Proof:
To be provided

## Convergence Tests

Let &set. ~a_~i &xset. be a sequence of positive real numbers.

1. ~a_{~i + 1} / ~a_~i _ =< _ ~k < 1 _ => _ ~a_~i -> 0
2. ~a_{~i + 1} / ~a_~i _ -> _ ~k < 1 _ => _ ~a_~i -> 0
3. ~a_{~i + 1} / ~a_~i _ >= _ ~l > 1 _ => _ ~a_~i -> &infty.
4. ~a_{~i + 1} / ~a_~i _ -> _ ~l > 1 _ => _ ~a_~i -> &infty.

Proof:
To be provided

#{Examples}:

1) _ ~a_~i _ = _ ~i ^~k / ~x^~i

fract{~a_{~i + 1}, ~a_~i} _ = _ fract{( ~i + 1 ) ^~k ~x^~i , ~i ^~k ~x^{~i + 1}} _ = _ script{rndb{1 + fract{1, ~i }},,,~k,} fract{1,~x}

for fixed ~k : _ _ script{rndb{1 + fract{1, ~i }},,,~k,} _ -> _ 1 , _ as ~i -> &infty.

so _ _ fract{~i ^~k, ~x^~i} _ -> _ fract{1, ~x} , _ as ~i -> &infty.

2) _ ~a_~i _ = _ ~x^~i / ~i#!

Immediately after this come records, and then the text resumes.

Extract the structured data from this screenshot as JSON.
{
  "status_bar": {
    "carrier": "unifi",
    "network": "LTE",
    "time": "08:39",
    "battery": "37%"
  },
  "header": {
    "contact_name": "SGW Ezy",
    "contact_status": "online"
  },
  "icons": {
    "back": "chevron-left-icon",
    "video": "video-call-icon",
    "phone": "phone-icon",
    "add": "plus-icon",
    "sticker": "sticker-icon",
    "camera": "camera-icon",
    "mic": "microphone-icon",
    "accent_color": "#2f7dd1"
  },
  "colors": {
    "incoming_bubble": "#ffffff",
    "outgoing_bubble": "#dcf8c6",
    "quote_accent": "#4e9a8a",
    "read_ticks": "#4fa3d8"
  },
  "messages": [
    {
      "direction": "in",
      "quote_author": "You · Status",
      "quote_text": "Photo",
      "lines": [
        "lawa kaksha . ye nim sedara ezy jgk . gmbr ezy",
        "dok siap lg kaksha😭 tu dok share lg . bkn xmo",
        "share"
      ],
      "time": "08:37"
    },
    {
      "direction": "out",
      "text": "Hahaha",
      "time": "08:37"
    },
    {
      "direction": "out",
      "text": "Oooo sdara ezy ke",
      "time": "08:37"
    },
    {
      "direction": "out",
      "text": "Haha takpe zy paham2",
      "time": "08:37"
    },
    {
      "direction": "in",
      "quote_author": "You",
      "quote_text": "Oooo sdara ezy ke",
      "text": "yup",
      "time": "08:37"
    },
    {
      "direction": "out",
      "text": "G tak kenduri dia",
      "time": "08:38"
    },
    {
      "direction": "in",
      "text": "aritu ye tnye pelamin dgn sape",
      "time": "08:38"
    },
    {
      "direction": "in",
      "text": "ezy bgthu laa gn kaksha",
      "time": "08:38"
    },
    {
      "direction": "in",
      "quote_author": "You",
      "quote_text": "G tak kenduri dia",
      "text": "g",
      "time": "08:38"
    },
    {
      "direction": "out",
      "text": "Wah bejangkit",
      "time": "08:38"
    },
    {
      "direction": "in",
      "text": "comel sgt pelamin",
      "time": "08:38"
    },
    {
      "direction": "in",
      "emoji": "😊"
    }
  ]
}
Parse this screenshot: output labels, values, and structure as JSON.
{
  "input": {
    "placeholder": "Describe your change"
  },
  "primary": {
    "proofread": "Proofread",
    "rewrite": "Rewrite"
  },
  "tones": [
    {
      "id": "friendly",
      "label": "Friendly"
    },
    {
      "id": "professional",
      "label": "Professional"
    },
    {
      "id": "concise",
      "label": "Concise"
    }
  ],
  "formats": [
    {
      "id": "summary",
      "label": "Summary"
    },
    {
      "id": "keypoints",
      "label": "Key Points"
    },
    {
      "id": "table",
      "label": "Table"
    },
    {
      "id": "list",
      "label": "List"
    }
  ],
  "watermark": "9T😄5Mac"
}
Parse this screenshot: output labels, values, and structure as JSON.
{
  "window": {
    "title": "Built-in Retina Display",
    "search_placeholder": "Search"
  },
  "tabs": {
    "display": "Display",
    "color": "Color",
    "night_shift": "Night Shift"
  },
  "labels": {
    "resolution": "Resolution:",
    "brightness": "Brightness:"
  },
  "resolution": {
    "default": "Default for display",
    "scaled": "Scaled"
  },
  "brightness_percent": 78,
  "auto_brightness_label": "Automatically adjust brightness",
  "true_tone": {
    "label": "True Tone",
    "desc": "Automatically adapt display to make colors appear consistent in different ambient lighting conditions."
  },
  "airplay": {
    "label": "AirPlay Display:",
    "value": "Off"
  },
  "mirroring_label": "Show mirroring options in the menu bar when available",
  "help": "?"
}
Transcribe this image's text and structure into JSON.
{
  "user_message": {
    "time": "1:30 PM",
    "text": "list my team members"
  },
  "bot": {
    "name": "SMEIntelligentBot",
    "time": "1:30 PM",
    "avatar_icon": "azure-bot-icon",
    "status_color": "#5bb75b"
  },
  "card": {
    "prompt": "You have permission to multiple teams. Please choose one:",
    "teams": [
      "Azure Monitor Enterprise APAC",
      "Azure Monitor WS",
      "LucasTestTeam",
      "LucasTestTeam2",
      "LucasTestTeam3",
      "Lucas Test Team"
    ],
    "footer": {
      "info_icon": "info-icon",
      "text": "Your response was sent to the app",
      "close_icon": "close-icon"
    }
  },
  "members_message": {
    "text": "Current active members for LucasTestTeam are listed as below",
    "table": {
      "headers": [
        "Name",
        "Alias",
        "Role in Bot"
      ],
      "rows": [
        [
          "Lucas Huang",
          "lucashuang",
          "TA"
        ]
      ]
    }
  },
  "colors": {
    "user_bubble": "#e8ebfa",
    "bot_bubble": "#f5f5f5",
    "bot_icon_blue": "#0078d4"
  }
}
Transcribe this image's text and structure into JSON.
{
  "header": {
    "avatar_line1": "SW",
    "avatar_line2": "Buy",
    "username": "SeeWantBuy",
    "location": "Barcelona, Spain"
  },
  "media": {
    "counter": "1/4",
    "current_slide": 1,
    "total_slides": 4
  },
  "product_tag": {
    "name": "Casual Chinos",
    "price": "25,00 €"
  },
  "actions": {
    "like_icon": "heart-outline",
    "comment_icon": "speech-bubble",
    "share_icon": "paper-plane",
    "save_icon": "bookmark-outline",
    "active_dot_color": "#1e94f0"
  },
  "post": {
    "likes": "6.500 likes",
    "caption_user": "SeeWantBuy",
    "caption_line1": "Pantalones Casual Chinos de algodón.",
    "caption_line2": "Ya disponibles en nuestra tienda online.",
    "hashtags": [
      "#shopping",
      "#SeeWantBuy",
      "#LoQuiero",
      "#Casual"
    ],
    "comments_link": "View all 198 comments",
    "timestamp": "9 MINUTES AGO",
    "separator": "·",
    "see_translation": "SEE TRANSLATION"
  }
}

fract{~a_{~i + 1}, ~a_~i} _ = _ fract{~i#! ~x^{~i + 1}, ~x^~i (~i + 1)#!} _ = _ fract{~x, ~i + 1} _ -> _ 0

3) _ ~a_~i = ~i#! / ~i^~i

fract{~a_{~i + 1}, ~a_~i} _ = _ fract{( ~i + 1 )#! ~i^~i,( ~i + 1 )^{~i + 1} ~i#!} _ = _ fract{( ~i + 1 ) ~i^~i,( ~i + 1 )^~i # ( ~i + 1 ) }

_ = _ fract{~i^~i,( ~i + 1 )^~i} _ = _ fract{1,( 1 + ( 1 / ~i ) )^~i}

but

script{rndb{1 + fract{ 1 , ~i }},,,~i,} _ _ = _ _ 1 + matrix{~i/1}fract{1,~i} _ _ _ + _ _ _ matrix{~i/2}fract{1,~i^2} + ... + matrix{~i/~i}fract{1,~i^~i} _ _ _ >= _ _ _ 2

_ _ _ _ _ _ _ _ _ _ _ _ _ _ _ _ _ _ ( _ _ = _ 2 _ _ ) _ _ _ _ _ _ _ ( _ _ _ _ _ _ _ > _ 0 _ _ _ _ _ _ _ )

So

fract{~a_{~i + 1}, ~a_~i} _ _ =< _ _ fract{1,2} , _ _ &therefore. _ ~a_~i -> 0 _ as _ ~i -> &infty.

## Divergent Sequences Examples

1. ~k _ fixed integer, _ ~k > 0, _ ~a_~i = ~i ^~k _ -> &infty. _ as ~i -> &infty.
2. ~x _ fixed integer, _ ~x > 0, _ ~a_~i = ~x^~i _ -> &infty. _ as ~i -> &infty.
3. ~a_~i = ~i #! _ -> &infty. _ as ~i -> &infty.
4. ~a_~i = ~i ^~i _ -> &infty. _ as ~i -> &infty.